Reading stuff like this drives me bonkers. I mean, doesn’t it make much more sense to invest money in developing a curcumin analog (or another promising, similar, non-toxic, natural substance with proven anti-MM effects)? There is so much scientific evidence (and now, so many anecdotal accounts, too…Mine is not an isolated case anymore, thank goodness!) to back up the potential usefulness of curcumin in the treatment of myeloma at any stage, also in combination with chemotherapy (by the way, I refuse to use the expression “novel agents”…but that happens to be the topic of a post that I began writing a few days ago, so I won’t go into it now. Stay tuned…)
Where was I? Ah yes. We need to find a way of giving curcumin an “umph!,” that’s all. Luckily, there are a few research teams that are investigating that right now…And I wish them LUCK! Now, that is the sort of trial I would love to participate in…a curcumin analog trial…
Well, I tell ya, my stomach is tied in a knot. The “early myeloma” business really upset me…And even now, close to dinnertime, after spending a lovely sunny cold morning planting tulip and other bulbs in our back yard, I am still a bit upset, which means I’m not thinking as clearly as I should be, and that I might possibly have misinterpreted a few things that Dr. Landgren said during the interview.
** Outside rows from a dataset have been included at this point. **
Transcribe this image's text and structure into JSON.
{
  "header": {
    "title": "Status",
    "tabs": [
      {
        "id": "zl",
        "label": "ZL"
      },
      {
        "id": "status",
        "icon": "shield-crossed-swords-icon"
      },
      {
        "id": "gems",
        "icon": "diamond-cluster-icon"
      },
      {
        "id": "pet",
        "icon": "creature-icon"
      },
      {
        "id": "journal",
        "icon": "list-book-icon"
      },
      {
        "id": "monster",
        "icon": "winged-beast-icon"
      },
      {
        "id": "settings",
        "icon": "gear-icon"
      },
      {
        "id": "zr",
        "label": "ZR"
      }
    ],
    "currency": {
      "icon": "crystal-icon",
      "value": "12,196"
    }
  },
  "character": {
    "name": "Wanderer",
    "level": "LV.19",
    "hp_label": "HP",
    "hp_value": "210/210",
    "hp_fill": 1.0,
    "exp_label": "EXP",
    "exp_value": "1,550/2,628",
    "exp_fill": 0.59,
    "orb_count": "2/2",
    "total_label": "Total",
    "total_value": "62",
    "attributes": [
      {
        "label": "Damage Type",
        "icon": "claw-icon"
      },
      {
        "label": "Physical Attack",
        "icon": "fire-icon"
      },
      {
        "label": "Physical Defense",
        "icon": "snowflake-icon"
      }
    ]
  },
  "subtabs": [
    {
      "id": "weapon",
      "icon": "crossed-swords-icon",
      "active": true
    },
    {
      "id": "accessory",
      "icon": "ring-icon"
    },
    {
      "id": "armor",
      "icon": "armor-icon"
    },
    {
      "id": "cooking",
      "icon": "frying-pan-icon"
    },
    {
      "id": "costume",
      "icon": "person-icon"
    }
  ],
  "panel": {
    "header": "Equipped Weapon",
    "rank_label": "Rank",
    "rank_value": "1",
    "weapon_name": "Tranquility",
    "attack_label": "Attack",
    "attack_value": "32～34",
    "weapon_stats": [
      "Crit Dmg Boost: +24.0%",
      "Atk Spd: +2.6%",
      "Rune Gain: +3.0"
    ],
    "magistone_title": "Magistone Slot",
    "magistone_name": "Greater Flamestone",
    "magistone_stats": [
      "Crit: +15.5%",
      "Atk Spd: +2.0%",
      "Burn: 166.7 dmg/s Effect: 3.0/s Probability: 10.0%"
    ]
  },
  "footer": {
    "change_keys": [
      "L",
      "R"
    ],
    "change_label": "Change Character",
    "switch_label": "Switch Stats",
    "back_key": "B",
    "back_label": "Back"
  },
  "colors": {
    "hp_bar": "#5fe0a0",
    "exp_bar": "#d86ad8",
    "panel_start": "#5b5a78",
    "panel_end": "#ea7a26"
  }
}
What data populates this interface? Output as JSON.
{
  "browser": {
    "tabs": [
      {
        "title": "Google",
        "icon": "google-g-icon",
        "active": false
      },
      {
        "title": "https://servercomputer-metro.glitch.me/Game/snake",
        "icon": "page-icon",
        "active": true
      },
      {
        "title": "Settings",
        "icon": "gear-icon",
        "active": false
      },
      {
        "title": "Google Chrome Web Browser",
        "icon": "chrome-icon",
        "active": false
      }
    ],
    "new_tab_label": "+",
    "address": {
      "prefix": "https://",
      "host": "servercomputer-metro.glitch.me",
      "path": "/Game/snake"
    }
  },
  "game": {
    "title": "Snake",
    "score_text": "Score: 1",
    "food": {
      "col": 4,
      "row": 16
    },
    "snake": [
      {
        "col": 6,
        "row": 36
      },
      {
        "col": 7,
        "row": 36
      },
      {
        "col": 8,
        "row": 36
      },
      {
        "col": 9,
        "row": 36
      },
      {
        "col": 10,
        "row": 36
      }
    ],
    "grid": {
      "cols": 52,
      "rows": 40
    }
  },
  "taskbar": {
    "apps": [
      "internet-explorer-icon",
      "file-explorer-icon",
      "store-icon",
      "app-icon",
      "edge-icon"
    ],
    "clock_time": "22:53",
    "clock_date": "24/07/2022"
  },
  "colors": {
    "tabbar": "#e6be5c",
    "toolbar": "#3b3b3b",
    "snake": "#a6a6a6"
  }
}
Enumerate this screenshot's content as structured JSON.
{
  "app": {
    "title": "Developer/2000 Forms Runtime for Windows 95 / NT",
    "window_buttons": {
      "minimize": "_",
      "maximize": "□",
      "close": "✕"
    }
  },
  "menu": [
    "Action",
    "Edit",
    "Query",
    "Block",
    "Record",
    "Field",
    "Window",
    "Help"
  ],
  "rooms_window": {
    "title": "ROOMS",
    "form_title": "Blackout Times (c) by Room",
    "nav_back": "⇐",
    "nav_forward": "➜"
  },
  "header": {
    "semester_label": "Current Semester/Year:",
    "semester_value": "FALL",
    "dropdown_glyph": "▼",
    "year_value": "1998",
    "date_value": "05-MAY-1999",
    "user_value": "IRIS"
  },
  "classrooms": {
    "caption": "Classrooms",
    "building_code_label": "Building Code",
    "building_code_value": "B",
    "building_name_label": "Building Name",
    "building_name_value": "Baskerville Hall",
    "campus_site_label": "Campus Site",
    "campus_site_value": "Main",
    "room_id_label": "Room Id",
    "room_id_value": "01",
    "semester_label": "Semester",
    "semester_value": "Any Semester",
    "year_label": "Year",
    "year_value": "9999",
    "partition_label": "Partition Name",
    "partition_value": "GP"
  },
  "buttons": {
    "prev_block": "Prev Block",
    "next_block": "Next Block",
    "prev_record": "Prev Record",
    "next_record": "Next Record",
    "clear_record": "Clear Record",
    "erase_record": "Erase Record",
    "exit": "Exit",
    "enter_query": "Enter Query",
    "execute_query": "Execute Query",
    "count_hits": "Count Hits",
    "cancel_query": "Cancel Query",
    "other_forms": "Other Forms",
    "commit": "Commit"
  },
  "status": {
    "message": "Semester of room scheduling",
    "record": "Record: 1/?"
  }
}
In fact, I probably shouldn’t even go ahead and publish this post right now (Stefano suggested two minutes ago that I stop writing and join him in the kitchen, where he’s making dinner…), but I would really like to get some feedback from you guys…What do think?
Let me conclude by asking: whatever happened to the concept “Early treatment is a very bad idea”???
P.S. Sorry for any repetitions…no time to go over this draft…must go help with dinner…ciao!